Okra

Okra is often considered a Southern vegetable, but it can be grown in most regions. Originating in tropical areas, this shrubby, multi-branched plant bears large, coarse leaves and lovely hibiscus-like flowers that are pale creamy yellow with a purple eye. Okra loves heat and shouldn’t be planted outside until the weather has fully warmed up.

Okra’s immature seed pods are harvested and eaten. Pick them at just a few inches long, before they get woody.
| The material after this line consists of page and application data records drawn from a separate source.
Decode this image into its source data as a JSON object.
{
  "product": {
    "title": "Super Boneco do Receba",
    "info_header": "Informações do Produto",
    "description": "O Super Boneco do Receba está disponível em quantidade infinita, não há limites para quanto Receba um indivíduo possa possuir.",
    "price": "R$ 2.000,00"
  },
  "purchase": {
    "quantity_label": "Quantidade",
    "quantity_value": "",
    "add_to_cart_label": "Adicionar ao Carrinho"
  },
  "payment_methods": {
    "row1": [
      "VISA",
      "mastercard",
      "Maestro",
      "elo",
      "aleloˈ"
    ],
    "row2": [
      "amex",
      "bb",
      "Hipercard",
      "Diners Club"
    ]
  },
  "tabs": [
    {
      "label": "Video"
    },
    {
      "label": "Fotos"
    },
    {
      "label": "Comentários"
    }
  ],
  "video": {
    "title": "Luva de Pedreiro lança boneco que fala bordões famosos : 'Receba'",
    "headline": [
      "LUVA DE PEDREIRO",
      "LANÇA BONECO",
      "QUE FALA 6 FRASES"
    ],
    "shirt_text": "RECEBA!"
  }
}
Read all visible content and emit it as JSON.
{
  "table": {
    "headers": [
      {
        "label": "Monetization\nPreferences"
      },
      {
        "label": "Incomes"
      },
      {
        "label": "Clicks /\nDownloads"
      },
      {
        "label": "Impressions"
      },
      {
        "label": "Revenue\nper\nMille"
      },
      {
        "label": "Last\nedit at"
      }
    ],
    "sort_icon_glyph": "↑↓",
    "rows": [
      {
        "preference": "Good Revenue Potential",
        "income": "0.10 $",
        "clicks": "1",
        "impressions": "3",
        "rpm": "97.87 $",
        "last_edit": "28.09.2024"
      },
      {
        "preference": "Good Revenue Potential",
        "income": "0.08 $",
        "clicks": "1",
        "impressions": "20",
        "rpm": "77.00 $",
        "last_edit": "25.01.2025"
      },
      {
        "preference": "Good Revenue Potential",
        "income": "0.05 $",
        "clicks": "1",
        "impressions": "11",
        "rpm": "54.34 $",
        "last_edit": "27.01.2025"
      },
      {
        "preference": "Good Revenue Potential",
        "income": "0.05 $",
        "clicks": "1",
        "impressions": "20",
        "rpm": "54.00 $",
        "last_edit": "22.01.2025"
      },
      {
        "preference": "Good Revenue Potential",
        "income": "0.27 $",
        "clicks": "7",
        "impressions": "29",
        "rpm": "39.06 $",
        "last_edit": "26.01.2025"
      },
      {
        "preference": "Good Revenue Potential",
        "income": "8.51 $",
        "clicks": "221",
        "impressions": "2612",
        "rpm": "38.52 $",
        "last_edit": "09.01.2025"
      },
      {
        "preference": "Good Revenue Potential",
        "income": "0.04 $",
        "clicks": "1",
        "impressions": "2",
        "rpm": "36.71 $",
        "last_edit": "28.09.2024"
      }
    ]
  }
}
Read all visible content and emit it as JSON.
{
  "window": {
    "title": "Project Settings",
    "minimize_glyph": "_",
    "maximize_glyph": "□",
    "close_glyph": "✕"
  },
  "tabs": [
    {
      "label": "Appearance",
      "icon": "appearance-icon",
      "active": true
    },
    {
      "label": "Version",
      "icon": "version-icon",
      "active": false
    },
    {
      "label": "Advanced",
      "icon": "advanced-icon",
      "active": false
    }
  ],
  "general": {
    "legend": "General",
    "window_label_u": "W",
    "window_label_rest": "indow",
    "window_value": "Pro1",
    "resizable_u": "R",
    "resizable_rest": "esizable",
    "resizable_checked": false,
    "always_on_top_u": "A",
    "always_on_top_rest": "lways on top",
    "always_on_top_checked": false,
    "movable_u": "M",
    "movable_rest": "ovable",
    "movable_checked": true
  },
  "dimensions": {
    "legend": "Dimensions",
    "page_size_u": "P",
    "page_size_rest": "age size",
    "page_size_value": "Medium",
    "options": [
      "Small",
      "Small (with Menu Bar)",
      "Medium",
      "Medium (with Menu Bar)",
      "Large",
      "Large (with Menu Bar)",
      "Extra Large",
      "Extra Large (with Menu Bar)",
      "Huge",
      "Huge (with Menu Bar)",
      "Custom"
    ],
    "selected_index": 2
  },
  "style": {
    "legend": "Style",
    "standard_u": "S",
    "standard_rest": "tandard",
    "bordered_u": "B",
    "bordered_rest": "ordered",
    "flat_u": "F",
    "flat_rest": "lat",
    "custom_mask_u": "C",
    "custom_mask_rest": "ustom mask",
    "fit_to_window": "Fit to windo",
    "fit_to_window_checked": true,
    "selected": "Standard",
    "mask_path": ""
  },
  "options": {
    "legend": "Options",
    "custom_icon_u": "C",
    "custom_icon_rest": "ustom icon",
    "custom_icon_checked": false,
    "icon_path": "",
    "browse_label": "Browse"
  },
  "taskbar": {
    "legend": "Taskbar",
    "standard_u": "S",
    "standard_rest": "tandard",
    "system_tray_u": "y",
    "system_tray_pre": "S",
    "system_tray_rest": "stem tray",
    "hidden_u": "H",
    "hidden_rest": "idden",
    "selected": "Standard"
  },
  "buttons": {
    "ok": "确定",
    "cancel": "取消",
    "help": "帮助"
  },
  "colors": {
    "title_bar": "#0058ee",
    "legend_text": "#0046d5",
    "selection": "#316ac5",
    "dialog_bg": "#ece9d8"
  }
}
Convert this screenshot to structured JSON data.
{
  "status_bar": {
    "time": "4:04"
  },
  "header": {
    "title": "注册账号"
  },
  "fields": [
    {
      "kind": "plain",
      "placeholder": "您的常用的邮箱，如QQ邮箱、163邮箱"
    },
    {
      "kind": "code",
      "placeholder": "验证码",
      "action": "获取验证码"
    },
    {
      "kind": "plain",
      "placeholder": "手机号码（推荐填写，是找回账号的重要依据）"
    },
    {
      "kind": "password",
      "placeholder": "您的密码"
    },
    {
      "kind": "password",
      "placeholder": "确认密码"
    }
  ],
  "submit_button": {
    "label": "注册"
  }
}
They can be sauteed, fried, roasted or added to soups and stews, most notably, gumbo.

Common name: Okra

Botanical name: Abelmoschus esculentus

Plant type: Annual vegetable

Height: 3 to 4 feet

Family: Malvaceae


Growing conditions

  • Sun: Full sun
  • Soil: Fertile, loamy soil is best
  • Moisture: Evenly moist

Care

  • Mulch: None, or 1 inch of organic mulch like straw or shredded leaves
  • Pruning: None
  • Fertilizer: Apply compost or balanced fertilizer every two weeks, if needed.

Propagation

  • Seeds (Soak seeds before sowing to hasten germination.)


Pests and diseases

  • A number of chewing and boring insects may attack okra foliage and pods.

Cultivars

  • ‘Annie Oakley’ is a productive dwarf variety at 2 to 2 ½ feet tall.
  • ‘Clemson Spineless’ is a popular variety with uniform, spineless pods.
  • ‘Red Burgundy’ has showy purplish red stems and pods.

Garden notes

  • Okra produces pods quickly, often within just 8 to 10 weeks from planting.
  • Harvest pods every day or two so they don’t overgrow, then use them within a few days. They don’t keep well.
  • Wear gloves and a long-sleeved shirt when harvesting to avoid possible skin irritation from the plant’s fine spines.

All in the family

  • Okra is a member of the mallow family (Malvaceae), a group of herbaceous and woody plants notable for their cup-shaped flowers.
  • Okra is closely related to cotton (Gossypium spp.).
  • Garden ornamentals in the mallow family include hibiscus, Rose of Sharon, hollyhock and flowering maple (Abutilon spp.).

Where to buy